Course instructors: The field course will be led by Ms. Adilia Caravaca (Costa Rica) and Prof. Mihir Kanade (India). Prof. Mihir Kanade will also instruct the 6-week e-learning course. Ms. Caravaca works in international development as a lawyer and consults on indigenous peoples’ rights, as well as on gender, human rights, and peace and security issues. She has extensive work experience in the Talamanca region and is President of the Women’s International League for Peace and Freedom (WILPF). Prof.
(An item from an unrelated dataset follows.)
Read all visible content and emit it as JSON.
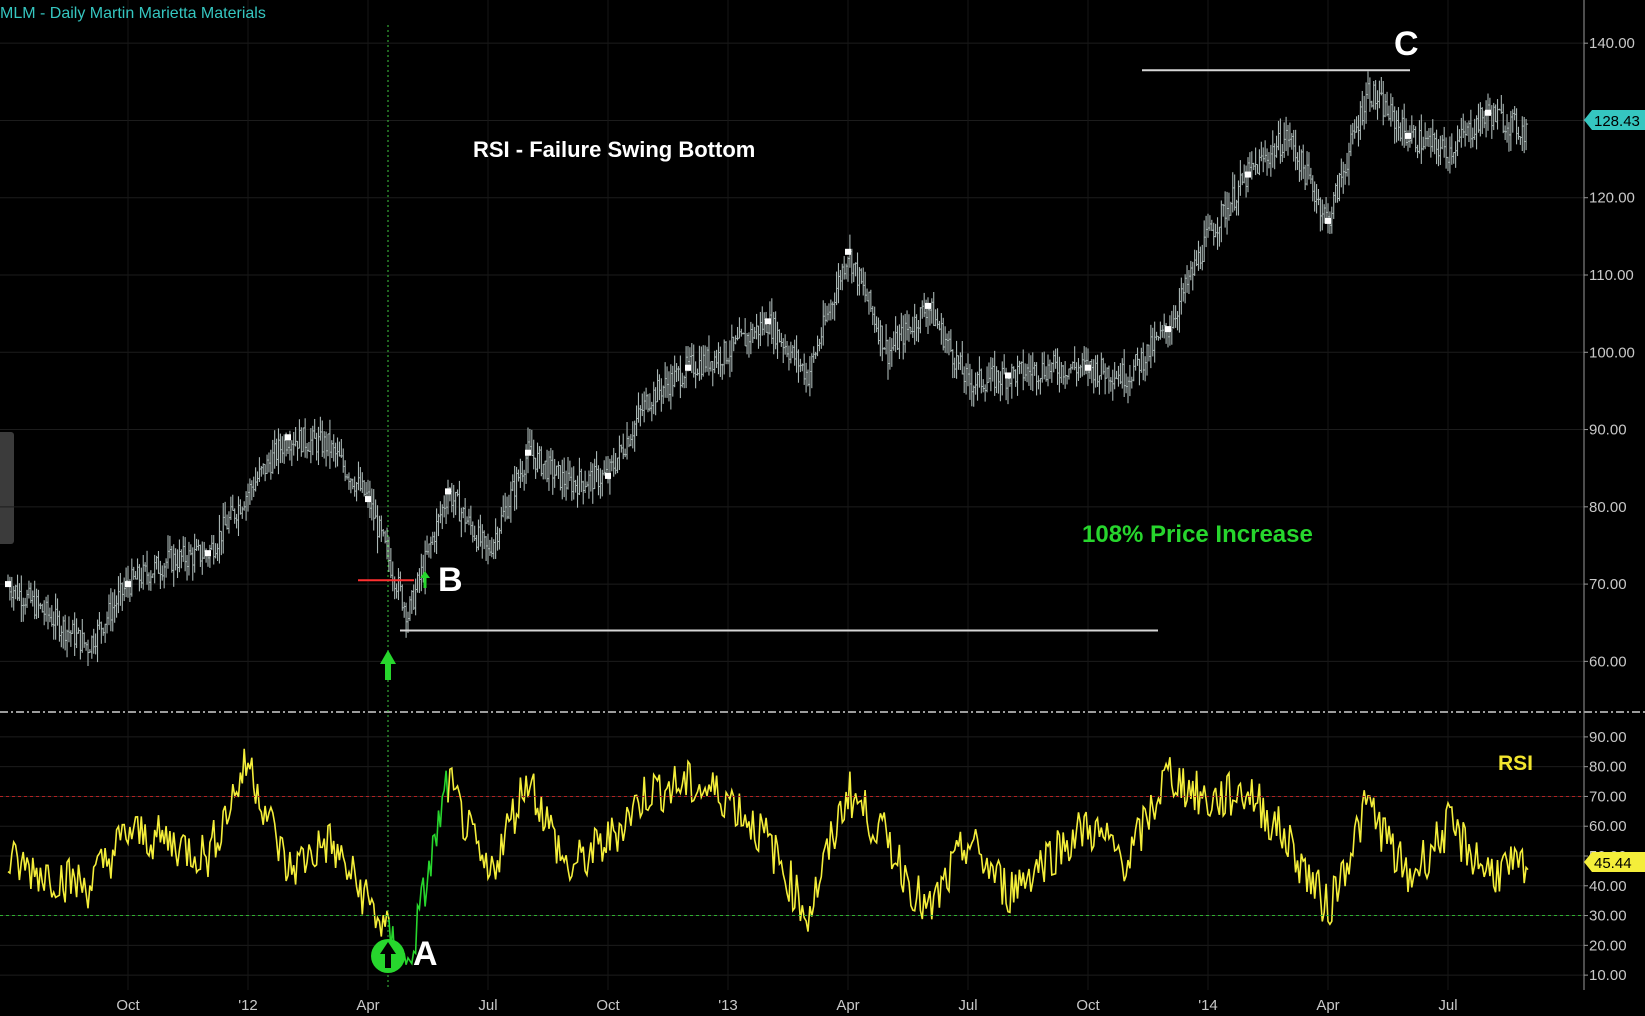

Mihir Kanade is the Director of the UPEACE Human Rights Centre and is a faculty member in the Department of International Law and Human Rights at UPEACE.
Course fee: US$ 1,800 (non-credit). The fee for the blended learning and field-based experience covers: tuition for the 6-week e-learning course; accommodation for 8 nights in Costa Rica (3 nights in Ciudad Colon, of which two nights will be spent with a host family immediately after arrival and before departure from the Juan Santamaria airport, 4 nights in Amubri, and 1 night in Puerto Viejo); transportation during the field visit (participant airfare and airport transfers are not included), meals (breakfast, lunch and dinner on all 8 days of the field visit in Costa Rica); and course materials. This rate is available until 1 June 2014.
Unfortunately, HREA and UPEACE do not have scholarship funding/grants available to support participation in the program.
Certificate: Upon successful completion of the e-learning and field-based components of the course, participants will receive a certificate issued jointly by the Human Rights Centre at UPEACE and HREA.
Accessibility: HREA and UPEACE seek to ensure our training programs are fully accessible for persons with disabilities and that everyone is able to participate on an equal basis with others. The conditions in the indigenous communities, however, including the roads and lodging may present obstacles to participation for some individuals. We ask that you please write to us directly with any questions or concerns about this aspect of the training program, as well as the specific types of accommodation you may need in order to participate.